> **Supplied records**
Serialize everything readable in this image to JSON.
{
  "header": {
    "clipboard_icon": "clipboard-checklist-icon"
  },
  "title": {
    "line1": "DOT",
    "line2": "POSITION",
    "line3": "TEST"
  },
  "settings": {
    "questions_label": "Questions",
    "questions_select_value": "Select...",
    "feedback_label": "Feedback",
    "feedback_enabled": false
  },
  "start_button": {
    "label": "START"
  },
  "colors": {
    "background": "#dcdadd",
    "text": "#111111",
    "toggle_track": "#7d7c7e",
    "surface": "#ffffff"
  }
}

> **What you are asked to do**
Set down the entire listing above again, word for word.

> **Output below**
Serialize everything readable in this image to JSON.
{
  "header": {
    "clipboard_icon": "clipboard-checklist-icon"
  },
  "title": {
    "line1": "DOT",
    "line2": "POSITION",
    "line3": "TEST"
  },
  "settings": {
    "questions_label": "Questions",
    "questions_select_value": "Select...",
    "feedback_label": "Feedback",
    "feedback_enabled": false
  },
  "start_button": {
    "label": "START"
  },
  "colors": {
    "background": "#dcdadd",
    "text": "#111111",
    "toggle_track": "#7d7c7e",
    "surface": "#ffffff"
  }
}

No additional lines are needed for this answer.